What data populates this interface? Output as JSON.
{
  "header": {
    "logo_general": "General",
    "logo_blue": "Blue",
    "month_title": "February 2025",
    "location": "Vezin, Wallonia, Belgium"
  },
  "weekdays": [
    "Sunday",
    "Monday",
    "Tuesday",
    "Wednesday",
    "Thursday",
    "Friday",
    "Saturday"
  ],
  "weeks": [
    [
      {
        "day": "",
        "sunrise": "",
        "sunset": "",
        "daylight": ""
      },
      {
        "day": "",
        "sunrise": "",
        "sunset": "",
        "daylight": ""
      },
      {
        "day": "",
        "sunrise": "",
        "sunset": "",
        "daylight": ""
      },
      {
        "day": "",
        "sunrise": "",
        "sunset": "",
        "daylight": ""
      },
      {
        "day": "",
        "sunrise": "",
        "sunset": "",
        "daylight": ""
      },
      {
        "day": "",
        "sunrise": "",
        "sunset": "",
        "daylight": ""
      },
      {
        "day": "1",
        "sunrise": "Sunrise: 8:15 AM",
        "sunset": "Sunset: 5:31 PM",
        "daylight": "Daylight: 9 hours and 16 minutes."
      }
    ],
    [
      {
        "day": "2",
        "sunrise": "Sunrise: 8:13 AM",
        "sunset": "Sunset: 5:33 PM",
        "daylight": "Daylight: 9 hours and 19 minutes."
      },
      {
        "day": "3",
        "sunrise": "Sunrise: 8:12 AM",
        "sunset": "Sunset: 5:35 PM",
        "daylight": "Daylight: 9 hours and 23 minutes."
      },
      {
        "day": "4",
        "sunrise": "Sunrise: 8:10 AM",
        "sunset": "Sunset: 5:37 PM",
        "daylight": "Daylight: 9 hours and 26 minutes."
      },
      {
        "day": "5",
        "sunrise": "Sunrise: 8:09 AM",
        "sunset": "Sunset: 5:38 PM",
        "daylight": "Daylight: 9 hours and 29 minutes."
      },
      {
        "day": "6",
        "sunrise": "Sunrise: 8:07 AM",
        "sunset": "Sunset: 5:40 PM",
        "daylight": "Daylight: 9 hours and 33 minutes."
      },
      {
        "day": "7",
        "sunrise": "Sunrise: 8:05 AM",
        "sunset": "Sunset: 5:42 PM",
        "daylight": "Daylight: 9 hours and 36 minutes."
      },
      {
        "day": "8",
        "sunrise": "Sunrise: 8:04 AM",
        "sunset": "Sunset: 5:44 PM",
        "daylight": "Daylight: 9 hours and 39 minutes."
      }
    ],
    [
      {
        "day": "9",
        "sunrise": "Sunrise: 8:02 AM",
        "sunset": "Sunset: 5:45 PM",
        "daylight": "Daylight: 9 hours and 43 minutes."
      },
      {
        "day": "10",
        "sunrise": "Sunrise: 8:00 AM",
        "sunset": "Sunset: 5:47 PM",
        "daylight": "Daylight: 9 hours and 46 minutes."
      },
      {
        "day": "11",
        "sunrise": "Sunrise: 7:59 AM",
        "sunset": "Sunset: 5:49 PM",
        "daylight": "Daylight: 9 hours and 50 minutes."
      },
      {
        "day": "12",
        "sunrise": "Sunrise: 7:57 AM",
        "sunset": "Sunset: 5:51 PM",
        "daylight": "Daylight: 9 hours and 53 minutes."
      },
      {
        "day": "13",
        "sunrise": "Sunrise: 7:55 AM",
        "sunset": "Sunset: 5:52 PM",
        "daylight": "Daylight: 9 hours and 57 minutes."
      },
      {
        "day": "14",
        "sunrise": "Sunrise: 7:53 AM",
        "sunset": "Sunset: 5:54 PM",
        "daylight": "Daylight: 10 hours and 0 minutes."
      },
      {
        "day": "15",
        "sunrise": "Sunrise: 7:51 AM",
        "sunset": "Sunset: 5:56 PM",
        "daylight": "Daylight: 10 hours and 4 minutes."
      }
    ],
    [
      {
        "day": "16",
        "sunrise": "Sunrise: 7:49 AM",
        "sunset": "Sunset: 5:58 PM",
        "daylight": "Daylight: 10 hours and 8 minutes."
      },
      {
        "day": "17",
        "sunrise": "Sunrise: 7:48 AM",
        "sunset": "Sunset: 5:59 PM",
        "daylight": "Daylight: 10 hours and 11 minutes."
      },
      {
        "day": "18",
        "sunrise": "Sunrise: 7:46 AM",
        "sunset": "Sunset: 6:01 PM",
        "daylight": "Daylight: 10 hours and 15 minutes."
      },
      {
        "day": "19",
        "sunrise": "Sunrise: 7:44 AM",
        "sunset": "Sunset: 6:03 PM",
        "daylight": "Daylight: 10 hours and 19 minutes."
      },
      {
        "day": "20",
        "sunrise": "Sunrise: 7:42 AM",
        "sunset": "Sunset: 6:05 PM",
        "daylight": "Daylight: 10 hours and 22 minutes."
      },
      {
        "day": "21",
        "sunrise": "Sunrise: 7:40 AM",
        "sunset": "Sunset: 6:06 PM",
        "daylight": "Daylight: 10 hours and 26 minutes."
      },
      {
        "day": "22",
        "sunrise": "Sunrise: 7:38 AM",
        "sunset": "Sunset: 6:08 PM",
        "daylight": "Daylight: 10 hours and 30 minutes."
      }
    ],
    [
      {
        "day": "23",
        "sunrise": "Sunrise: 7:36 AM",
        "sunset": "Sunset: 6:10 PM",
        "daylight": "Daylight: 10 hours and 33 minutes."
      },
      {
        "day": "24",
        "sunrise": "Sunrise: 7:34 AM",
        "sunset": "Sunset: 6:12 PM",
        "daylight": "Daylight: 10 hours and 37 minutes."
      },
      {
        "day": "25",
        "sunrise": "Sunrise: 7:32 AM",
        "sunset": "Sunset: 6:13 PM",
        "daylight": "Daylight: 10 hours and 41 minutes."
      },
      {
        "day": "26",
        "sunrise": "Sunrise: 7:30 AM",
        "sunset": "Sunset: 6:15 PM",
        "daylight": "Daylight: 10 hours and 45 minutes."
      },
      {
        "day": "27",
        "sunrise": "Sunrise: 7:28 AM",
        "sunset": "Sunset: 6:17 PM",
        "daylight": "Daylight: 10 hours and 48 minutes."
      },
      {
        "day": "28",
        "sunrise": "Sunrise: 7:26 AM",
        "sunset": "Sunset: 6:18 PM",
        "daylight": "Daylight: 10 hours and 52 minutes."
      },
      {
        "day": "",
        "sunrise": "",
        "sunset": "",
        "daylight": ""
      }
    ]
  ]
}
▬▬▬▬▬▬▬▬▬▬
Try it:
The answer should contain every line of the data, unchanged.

Response below:
What data populates this interface? Output as JSON.
{
  "header": {
    "logo_general": "General",
    "logo_blue": "Blue",
    "month_title": "February 2025",
    "location": "Vezin, Wallonia, Belgium"
  },
  "weekdays": [
    "Sunday",
    "Monday",
    "Tuesday",
    "Wednesday",
    "Thursday",
    "Friday",
    "Saturday"
  ],
  "weeks": [
    [
      {
        "day": "",
        "sunrise": "",
        "sunset": "",
        "daylight": ""
      },
      {
        "day": "",
        "sunrise": "",
        "sunset": "",
        "daylight": ""
      },
      {
        "day": "",
        "sunrise": "",
        "sunset": "",
        "daylight": ""
      },
      {
        "day": "",
        "sunrise": "",
        "sunset": "",
        "daylight": ""
      },
      {
        "day": "",
        "sunrise": "",
        "sunset": "",
        "daylight": ""
      },
      {
        "day": "",
        "sunrise": "",
        "sunset": "",
        "daylight": ""
      },
      {
        "day": "1",
        "sunrise": "Sunrise: 8:15 AM",
        "sunset": "Sunset: 5:31 PM",
        "daylight": "Daylight: 9 hours and 16 minutes."
      }
    ],
    [
      {
        "day": "2",
        "sunrise": "Sunrise: 8:13 AM",
        "sunset": "Sunset: 5:33 PM",
        "daylight": "Daylight: 9 hours and 19 minutes."
      },
      {
        "day": "3",
        "sunrise": "Sunrise: 8:12 AM",
        "sunset": "Sunset: 5:35 PM",
        "daylight": "Daylight: 9 hours and 23 minutes."
      },
      {
        "day": "4",
        "sunrise": "Sunrise: 8:10 AM",
        "sunset": "Sunset: 5:37 PM",
        "daylight": "Daylight: 9 hours and 26 minutes."
      },
      {
        "day": "5",
        "sunrise": "Sunrise: 8:09 AM",
        "sunset": "Sunset: 5:38 PM",
        "daylight": "Daylight: 9 hours and 29 minutes."
      },
      {
        "day": "6",
        "sunrise": "Sunrise: 8:07 AM",
        "sunset": "Sunset: 5:40 PM",
        "daylight": "Daylight: 9 hours and 33 minutes."
      },
      {
        "day": "7",
        "sunrise": "Sunrise: 8:05 AM",
        "sunset": "Sunset: 5:42 PM",
        "daylight": "Daylight: 9 hours and 36 minutes."
      },
      {
        "day": "8",
        "sunrise": "Sunrise: 8:04 AM",
        "sunset": "Sunset: 5:44 PM",
        "daylight": "Daylight: 9 hours and 39 minutes."
      }
    ],
    [
      {
        "day": "9",
        "sunrise": "Sunrise: 8:02 AM",
        "sunset": "Sunset: 5:45 PM",
        "daylight": "Daylight: 9 hours and 43 minutes."
      },
      {
        "day": "10",
        "sunrise": "Sunrise: 8:00 AM",
        "sunset": "Sunset: 5:47 PM",
        "daylight": "Daylight: 9 hours and 46 minutes."
      },
      {
        "day": "11",
        "sunrise": "Sunrise: 7:59 AM",
        "sunset": "Sunset: 5:49 PM",
        "daylight": "Daylight: 9 hours and 50 minutes."
      },
      {
        "day": "12",
        "sunrise": "Sunrise: 7:57 AM",
        "sunset": "Sunset: 5:51 PM",
        "daylight": "Daylight: 9 hours and 53 minutes."
      },
      {
        "day": "13",
        "sunrise": "Sunrise: 7:55 AM",
        "sunset": "Sunset: 5:52 PM",
        "daylight": "Daylight: 9 hours and 57 minutes."
      },
      {
        "day": "14",
        "sunrise": "Sunrise: 7:53 AM",
        "sunset": "Sunset: 5:54 PM",
        "daylight": "Daylight: 10 hours and 0 minutes."
      },
      {
        "day": "15",
        "sunrise": "Sunrise: 7:51 AM",
        "sunset": "Sunset: 5:56 PM",
        "daylight": "Daylight: 10 hours and 4 minutes."
      }
    ],
    [
      {
        "day": "16",
        "sunrise": "Sunrise: 7:49 AM",
        "sunset": "Sunset: 5:58 PM",
        "daylight": "Daylight: 10 hours and 8 minutes."
      },
      {
        "day": "17",
        "sunrise": "Sunrise: 7:48 AM",
        "sunset": "Sunset: 5:59 PM",
        "daylight": "Daylight: 10 hours and 11 minutes."
      },
      {
        "day": "18",
        "sunrise": "Sunrise: 7:46 AM",
        "sunset": "Sunset: 6:01 PM",
        "daylight": "Daylight: 10 hours and 15 minutes."
      },
      {
        "day": "19",
        "sunrise": "Sunrise: 7:44 AM",
        "sunset": "Sunset: 6:03 PM",
        "daylight": "Daylight: 10 hours and 19 minutes."
      },
      {
        "day": "20",
        "sunrise": "Sunrise: 7:42 AM",
        "sunset": "Sunset: 6:05 PM",
        "daylight": "Daylight: 10 hours and 22 minutes."
      },
      {
        "day": "21",
        "sunrise": "Sunrise: 7:40 AM",
        "sunset": "Sunset: 6:06 PM",
        "daylight": "Daylight: 10 hours and 26 minutes."
      },
      {
        "day": "22",
        "sunrise": "Sunrise: 7:38 AM",
        "sunset": "Sunset: 6:08 PM",
        "daylight": "Daylight: 10 hours and 30 minutes."
      }
    ],
    [
      {
        "day": "23",
        "sunrise": "Sunrise: 7:36 AM",
        "sunset": "Sunset: 6:10 PM",
        "daylight": "Daylight: 10 hours and 33 minutes."
      },
      {
        "day": "24",
        "sunrise": "Sunrise: 7:34 AM",
        "sunset": "Sunset: 6:12 PM",
        "daylight": "Daylight: 10 hours and 37 minutes."
      },
      {
        "day": "25",
        "sunrise": "Sunrise: 7:32 AM",
        "sunset": "Sunset: 6:13 PM",
        "daylight": "Daylight: 10 hours and 41 minutes."
      },
      {
        "day": "26",
        "sunrise": "Sunrise: 7:30 AM",
        "sunset": "Sunset: 6:15 PM",
        "daylight": "Daylight: 10 hours and 45 minutes."
      },
      {
        "day": "27",
        "sunrise": "Sunrise: 7:28 AM",
        "sunset": "Sunset: 6:17 PM",
        "daylight": "Daylight: 10 hours and 48 minutes."
      },
      {
        "day": "28",
        "sunrise": "Sunrise: 7:26 AM",
        "sunset": "Sunset: 6:18 PM",
        "daylight": "Daylight: 10 hours and 52 minutes."
      },
      {
        "day": "",
        "sunrise": "",
        "sunset": "",
        "daylight": ""
      }
    ]
  ]
}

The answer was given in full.